We keep the best talent by providing them with good training and a clear career road map, so that they know how to secure a good career with our firm. For the poor performers, we need to be honest, as we are all about constructive feedback. If someone is not in line with our values then we need to indicate to them their career is better off outside the organisation.

It is sad when you have to tell them they are not suitable for this industry, but it is better to be honest. You have got to make hard decisions for the organisation because if you don't, then the rest of the organisation is compromised. When you are talking about a high-performance culture, you have actually got to lead and demonstrate this.

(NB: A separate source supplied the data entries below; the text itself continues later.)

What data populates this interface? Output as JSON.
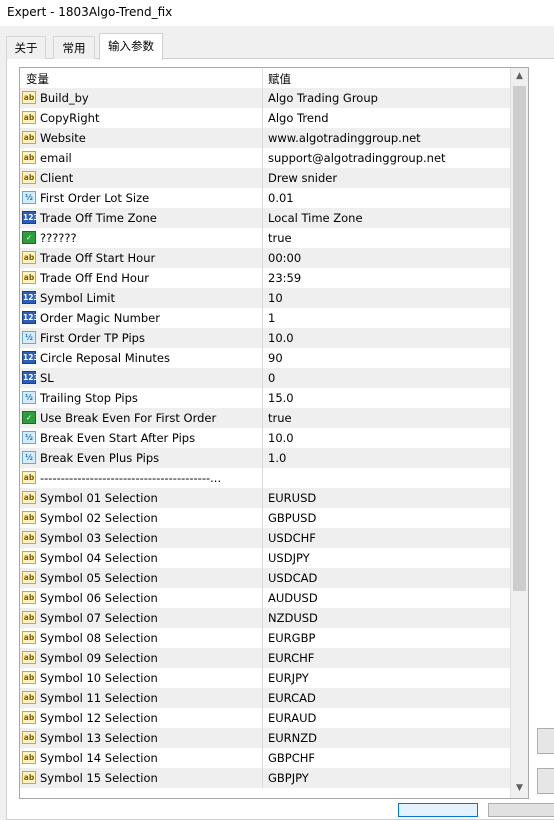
{
  "window": {
    "title": "Expert - 1803Algo-Trend_fix"
  },
  "tabs": [
    {
      "label": "关于"
    },
    {
      "label": "常用"
    },
    {
      "label": "输入参数"
    }
  ],
  "grid": {
    "headers": {
      "variable": "变量",
      "value": "赋值"
    },
    "rows": [
      {
        "type": "ab",
        "name": "Build_by",
        "value": "Algo Trading Group"
      },
      {
        "type": "ab",
        "name": "CopyRight",
        "value": "Algo Trend"
      },
      {
        "type": "ab",
        "name": "Website",
        "value": "www.algotradinggroup.net"
      },
      {
        "type": "ab",
        "name": "email",
        "value": "support@algotradinggroup.net"
      },
      {
        "type": "ab",
        "name": "Client",
        "value": "Drew snider"
      },
      {
        "type": "frac",
        "name": "First Order Lot Size",
        "value": "0.01"
      },
      {
        "type": "n123",
        "name": "Trade Off Time Zone",
        "value": "Local Time Zone"
      },
      {
        "type": "bool",
        "name": "??????",
        "value": "true"
      },
      {
        "type": "ab",
        "name": "Trade Off Start Hour",
        "value": "00:00"
      },
      {
        "type": "ab",
        "name": "Trade Off End Hour",
        "value": "23:59"
      },
      {
        "type": "n123",
        "name": "Symbol Limit",
        "value": "10"
      },
      {
        "type": "n123",
        "name": "Order Magic Number",
        "value": "1"
      },
      {
        "type": "frac",
        "name": "First Order TP Pips",
        "value": "10.0"
      },
      {
        "type": "n123",
        "name": "Circle Reposal Minutes",
        "value": "90"
      },
      {
        "type": "n123",
        "name": "SL",
        "value": "0"
      },
      {
        "type": "frac",
        "name": "Trailing Stop Pips",
        "value": "15.0"
      },
      {
        "type": "bool",
        "name": "Use Break Even For First Order",
        "value": "true"
      },
      {
        "type": "frac",
        "name": "Break Even Start After Pips",
        "value": "10.0"
      },
      {
        "type": "frac",
        "name": "Break Even Plus Pips",
        "value": "1.0"
      },
      {
        "type": "ab",
        "name": "-----------------------------------------...",
        "value": ""
      },
      {
        "type": "ab",
        "name": "Symbol 01 Selection",
        "value": "EURUSD"
      },
      {
        "type": "ab",
        "name": "Symbol 02 Selection",
        "value": "GBPUSD"
      },
      {
        "type": "ab",
        "name": "Symbol 03 Selection",
        "value": "USDCHF"
      },
      {
        "type": "ab",
        "name": "Symbol 04 Selection",
        "value": "USDJPY"
      },
      {
        "type": "ab",
        "name": "Symbol 05 Selection",
        "value": "USDCAD"
      },
      {
        "type": "ab",
        "name": "Symbol 06 Selection",
        "value": "AUDUSD"
      },
      {
        "type": "ab",
        "name": "Symbol 07 Selection",
        "value": "NZDUSD"
      },
      {
        "type": "ab",
        "name": "Symbol 08 Selection",
        "value": "EURGBP"
      },
      {
        "type": "ab",
        "name": "Symbol 09 Selection",
        "value": "EURCHF"
      },
      {
        "type": "ab",
        "name": "Symbol 10 Selection",
        "value": "EURJPY"
      },
      {
        "type": "ab",
        "name": "Symbol 11 Selection",
        "value": "EURCAD"
      },
      {
        "type": "ab",
        "name": "Symbol 12 Selection",
        "value": "EURAUD"
      },
      {
        "type": "ab",
        "name": "Symbol 13 Selection",
        "value": "EURNZD"
      },
      {
        "type": "ab",
        "name": "Symbol 14 Selection",
        "value": "GBPCHF"
      },
      {
        "type": "ab",
        "name": "Symbol 15 Selection",
        "value": "GBPJPY"
      }
    ]
  },
  "icons": {
    "ab": "ab",
    "n123": "123",
    "frac": "½",
    "bool": "✓"
  },
  "scrollbar": {
    "up": "▲",
    "down": "▼"
  }
}
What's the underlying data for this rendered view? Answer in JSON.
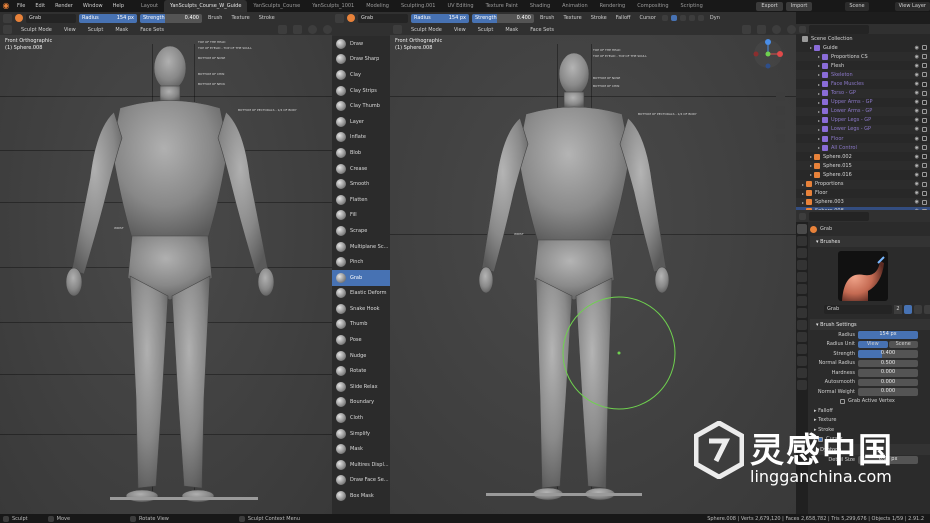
{
  "topbar": {
    "menu": [
      "File",
      "Edit",
      "Render",
      "Window",
      "Help"
    ],
    "tabs": [
      "Layout",
      "YanSculpts_Course_W_Guide",
      "YanSculpts_Course",
      "YanSculpts_1001",
      "Modeling",
      "Sculpting.001",
      "UV Editing",
      "Texture Paint",
      "Shading",
      "Animation",
      "Rendering",
      "Compositing",
      "Scripting"
    ],
    "active_tab": "YanSculpts_Course_W_Guide",
    "export_label": "Export",
    "import_label": "Import",
    "scene": "Scene",
    "view_layer": "View Layer"
  },
  "tool_header_left": {
    "brush": "Grab",
    "radius_label": "Radius",
    "radius_value": "154 px",
    "strength_label": "Strength",
    "strength_value": "0.400",
    "brush_menu": "Brush",
    "texture_menu": "Texture",
    "stroke_menu": "Stroke"
  },
  "tool_header_right": {
    "brush": "Grab",
    "radius_label": "Radius",
    "radius_value": "154 px",
    "strength_label": "Strength",
    "strength_value": "0.400",
    "brush_menu": "Brush",
    "texture_menu": "Texture",
    "stroke_menu": "Stroke",
    "falloff_menu": "Falloff",
    "cursor_menu": "Cursor",
    "dyn_label": "Dyn"
  },
  "viewport_left": {
    "mode": "Sculpt Mode",
    "menus": [
      "View",
      "Sculpt",
      "Mask",
      "Face Sets"
    ],
    "title": "Front Orthographic",
    "object": "(1) Sphere.008"
  },
  "viewport_right": {
    "mode": "Sculpt Mode",
    "menus": [
      "View",
      "Sculpt",
      "Mask",
      "Face Sets"
    ],
    "title": "Front Orthographic",
    "object": "(1) Sphere.008"
  },
  "brushes": [
    "Draw",
    "Draw Sharp",
    "Clay",
    "Clay Strips",
    "Clay Thumb",
    "Layer",
    "Inflate",
    "Blob",
    "Crease",
    "Smooth",
    "Flatten",
    "Fill",
    "Scrape",
    "Multiplane Sc...",
    "Pinch",
    "Grab",
    "Elastic Deform",
    "Snake Hook",
    "Thumb",
    "Pose",
    "Nudge",
    "Rotate",
    "Slide Relax",
    "Boundary",
    "Cloth",
    "Simplify",
    "Mask",
    "Multires Displ...",
    "Draw Face Se...",
    "Box Mask"
  ],
  "selected_brush": "Grab",
  "outliner": {
    "title": "Scene Collection",
    "rows": [
      {
        "name": "Guide",
        "indent": 1,
        "color": "#8a6cd8"
      },
      {
        "name": "Proportions CS",
        "indent": 2,
        "color": "#8a6cd8"
      },
      {
        "name": "Flesh",
        "indent": 2,
        "color": "#8a6cd8"
      },
      {
        "name": "Skeleton",
        "indent": 2,
        "color": "#8a6cd8"
      },
      {
        "name": "Face Muscles",
        "indent": 2,
        "color": "#8a6cd8"
      },
      {
        "name": "Torso - GP",
        "indent": 2,
        "color": "#8a6cd8"
      },
      {
        "name": "Upper Arms - GP",
        "indent": 2,
        "color": "#8a6cd8"
      },
      {
        "name": "Lower Arms - GP",
        "indent": 2,
        "color": "#8a6cd8"
      },
      {
        "name": "Upper Legs - GP",
        "indent": 2,
        "color": "#8a6cd8"
      },
      {
        "name": "Lower Legs - GP",
        "indent": 2,
        "color": "#8a6cd8"
      },
      {
        "name": "Floor",
        "indent": 2,
        "color": "#8a6cd8"
      },
      {
        "name": "All Control",
        "indent": 2,
        "color": "#8a6cd8"
      },
      {
        "name": "Sphere.002",
        "indent": 1,
        "color": "#e8823a"
      },
      {
        "name": "Sphere.015",
        "indent": 1,
        "color": "#e8823a"
      },
      {
        "name": "Sphere.016",
        "indent": 1,
        "color": "#e8823a"
      },
      {
        "name": "Proportions",
        "indent": 0,
        "color": "#e8823a"
      },
      {
        "name": "Floor",
        "indent": 0,
        "color": "#e8823a"
      },
      {
        "name": "Sphere.003",
        "indent": 0,
        "color": "#e8823a"
      },
      {
        "name": "Sphere.008",
        "indent": 0,
        "color": "#e8823a",
        "selected": true
      }
    ]
  },
  "properties": {
    "brush_name": "Grab",
    "brushes_section": "Brushes",
    "preview_brush": "Grab",
    "preview_users": "2",
    "settings_section": "Brush Settings",
    "fields": [
      {
        "label": "Radius",
        "value": "154 px"
      },
      {
        "label": "Radius Unit",
        "value": "View",
        "alt": "Scene"
      },
      {
        "label": "Strength",
        "value": "0.400"
      },
      {
        "label": "Normal Radius",
        "value": "0.500"
      },
      {
        "label": "Hardness",
        "value": "0.000"
      },
      {
        "label": "Autosmooth",
        "value": "0.000"
      },
      {
        "label": "Normal Weight",
        "value": "0.000"
      }
    ],
    "checkbox_label": "Grab Active Vertex",
    "falloff_section": "Falloff",
    "texture_section": "Texture",
    "stroke_section": "Stroke",
    "cursor_section": "Cursor",
    "dyntopo_section": "Dyntopo",
    "detail_size_label": "Detail Size",
    "detail_size_value": "6.00 px"
  },
  "statusbar": {
    "left_actions": [
      "Sculpt",
      "Move",
      "Rotate View",
      "Sculpt Context Menu"
    ],
    "stats": "Sphere.008 | Verts 2,679,120 | Faces 2,658,782 | Tris 5,299,676 | Objects 1/59 | 2.91.2"
  },
  "watermark": {
    "text": "灵感中国",
    "url": "lingganchina.com"
  },
  "colors": {
    "accent_blue": "#4772b3",
    "brand_orange": "#e8823a",
    "collection_purple": "#8a6cd8"
  }
}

In addition, if someone has invested a lot of time at KPMG, you need to treat them as a very loyal employee and your role is to actually help them at this stage of their career. I once had to tell a very experienced 54-year-old partner to leave as he was not performing, which was hard. But two years later he told me that it was a good decision to ask him to leave as he had since joined another business sector, which worked out well for the next stage of his career.

What is your best and worst management experience?

My best experience was when I introduced an interactive way to pitch to clients in 2001. Instead of the traditional way of asking the directors of the companies to listen to our presentation, I asked them to tell us what they wanted and that resulted in a lot of good discussion. We won three of the largest Australian audits in the space of two months using this approach. My worst one was in 1991 when I had to lay off 15 per cent of our staff in Australia when the economy was in a downturn. That was sad as the layoffs were not related to the performance of the staff. We had a generous redundancy package and we reduced salaries by 10 per cent so that we could keep extra staff, but we still had to let a number go. So that was a tough experience.

What makes you cry or lose sleep?

I have lost sleep when considering I could have done better or if I found I have not done my best on something. But usually I sleep very well.

How do you balance your work and family life?

I am not very good at it. I have two daughters who are now 26 and 24. My wife, Mardi, is a French and German teacher and we have been married for 31 years. Hong Kong is a good place to call home as it is close to all destinations that I need to visit. Everyone I need to see in the world comes through Hong Kong, including the CEOs of our clients when they are on their way to mainland China or other parts of Asia. There is a very strong business community here. It is a very efficient place full of energy and there are lots of good restaurants. During the weekend I like to play golf, which is a good way to switch off. I also breed and race horses and like to play tennis and cricket.

What advice do you have for someone who wants to become an accountant?

Learn the basic core skills and have integrity in your job. It's also important to have a global mindset as the world has changed dramatically. Each market is different in terms of the language, culture and history and you need to invest time to understand these differences. Clients you deal with will probably have had a number of overseas secondments and they will want you to be conversant in those different markets.

The frustration is there is a small element that has damaged the brand for other Chinese private enterprises


The percentage of KPMG staff that specialises in other areas such as climate change, engineering and IT